Pawesome writer Tara recently wrote about her dog Gida’s liver enzyme rollercoaster and how difficult learning our pets are sick can be. When Tara told us about Gida’s test results, I was shocked because it was all too similar to the rollercoaster my fiance and I have been on ourselves for over a year with our dog, Happy. It started when I took Happy in for a routine vet visit and mentioned that he vomited on, what I felt, was a regular basis. At the time that meant vomiting 2-3 times a month. We started with a stool sample which ruled out giardia and routine bloodwork. When the vet called to give me the bloodwork results, I was stunned to hear his results were abnormal, with elevated ALT liver enzymes. I really thought he’d be fine. A very long story — with many more diagnostic tests over the course of a year — short, Happy likely has low grade liver disease or hepatitis. Without an invasive liver biopsy (the only test we haven’t done), we don’t know for sure what he has.
Happy has been on a mild liver support supplement called denamarin for about a year now. At first it seemed the denamarin was working. He has been vomiting less — still about once a month — and his enzyme levels were reaching the normal range. He does display occasional lethargy and have “off” days, something that really isn’t normal for dogs. All seemed to be moving in the right direction until recently when he had his enzyme levels re-checked via a bile acid test (like little Gida had) and the results showed his liver was worsening, not improving as the previous test had shown. However, his baseline bloodwork was normal so that is good news. His bile acid test results were so poor the vet thinks it could even be a lab error (wtf?). The vet prescribed him a new medication (a liquid I have to shoot in his mouth, oy) and prescription “liver friendly” food…that set me back $150. Oh well. We’ll do another bile acid test (a $200 test) in 3 months to check his levels.

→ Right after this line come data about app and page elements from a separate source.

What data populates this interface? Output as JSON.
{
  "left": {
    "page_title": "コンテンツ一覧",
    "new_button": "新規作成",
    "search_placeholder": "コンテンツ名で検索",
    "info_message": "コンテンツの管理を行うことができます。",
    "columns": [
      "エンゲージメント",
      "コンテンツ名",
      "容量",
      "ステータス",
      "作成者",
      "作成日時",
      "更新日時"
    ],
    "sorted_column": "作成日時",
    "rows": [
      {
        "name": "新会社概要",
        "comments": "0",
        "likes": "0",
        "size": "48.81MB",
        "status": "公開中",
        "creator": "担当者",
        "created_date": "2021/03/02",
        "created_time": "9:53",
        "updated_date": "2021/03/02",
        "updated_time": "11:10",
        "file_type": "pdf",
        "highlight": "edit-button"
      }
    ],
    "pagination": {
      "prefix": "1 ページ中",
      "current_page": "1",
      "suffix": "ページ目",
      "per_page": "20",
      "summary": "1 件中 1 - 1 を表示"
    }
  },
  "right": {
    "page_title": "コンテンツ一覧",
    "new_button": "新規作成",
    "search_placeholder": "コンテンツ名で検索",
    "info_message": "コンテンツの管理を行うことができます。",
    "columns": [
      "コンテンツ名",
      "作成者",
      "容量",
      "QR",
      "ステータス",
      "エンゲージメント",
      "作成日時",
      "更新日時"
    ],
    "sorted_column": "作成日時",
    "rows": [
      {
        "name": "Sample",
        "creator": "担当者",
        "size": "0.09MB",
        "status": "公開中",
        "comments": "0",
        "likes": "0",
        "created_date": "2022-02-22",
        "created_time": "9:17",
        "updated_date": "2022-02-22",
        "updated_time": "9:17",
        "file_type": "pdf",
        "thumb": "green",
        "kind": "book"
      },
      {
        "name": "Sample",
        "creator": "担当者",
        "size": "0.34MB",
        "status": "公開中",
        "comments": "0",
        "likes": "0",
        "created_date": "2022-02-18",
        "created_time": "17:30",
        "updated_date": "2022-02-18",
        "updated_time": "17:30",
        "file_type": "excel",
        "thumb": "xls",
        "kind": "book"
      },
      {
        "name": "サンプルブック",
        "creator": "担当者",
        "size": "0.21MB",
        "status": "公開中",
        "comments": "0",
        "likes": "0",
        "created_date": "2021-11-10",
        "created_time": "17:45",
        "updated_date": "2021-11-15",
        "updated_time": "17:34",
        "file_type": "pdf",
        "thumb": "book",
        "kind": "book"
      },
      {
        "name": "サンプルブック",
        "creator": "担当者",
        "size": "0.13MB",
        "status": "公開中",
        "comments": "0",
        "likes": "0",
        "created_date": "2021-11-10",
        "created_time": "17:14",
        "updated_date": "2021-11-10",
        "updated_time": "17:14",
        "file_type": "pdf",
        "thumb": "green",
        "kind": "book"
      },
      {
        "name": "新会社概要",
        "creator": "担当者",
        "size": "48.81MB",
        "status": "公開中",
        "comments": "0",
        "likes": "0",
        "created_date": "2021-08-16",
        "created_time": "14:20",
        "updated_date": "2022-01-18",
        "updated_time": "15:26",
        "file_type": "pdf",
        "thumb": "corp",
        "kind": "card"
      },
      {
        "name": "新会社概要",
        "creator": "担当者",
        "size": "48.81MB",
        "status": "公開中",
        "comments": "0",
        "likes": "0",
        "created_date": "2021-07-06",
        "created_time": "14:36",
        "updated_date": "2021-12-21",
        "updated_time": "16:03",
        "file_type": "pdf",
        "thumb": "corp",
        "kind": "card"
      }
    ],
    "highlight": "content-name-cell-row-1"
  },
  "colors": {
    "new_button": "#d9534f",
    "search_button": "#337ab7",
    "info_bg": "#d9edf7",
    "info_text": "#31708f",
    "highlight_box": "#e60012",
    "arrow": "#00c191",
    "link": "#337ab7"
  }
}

While this has all been happening, I’ve not allowed to myself to do too much googling of “liver disease in dogs” because I don’t want to scare myself. But I did force myself to ask the vet a tough question. During my conversation with our vet about Happy’s test results and the plan of action, he kept saying things like “monitor him closely,” “quality of life,” and “deteriorating.” Finally, I asked the burning question, “Do you think Happy is going to have a shorter lifespan because of this?” Happy is only 4. Much to my relief, the vet said no, with proper care and watching Happy closely he believes Happy will live a full life. He didn’t make any promises, I’m not God he said, but it sounded very promising.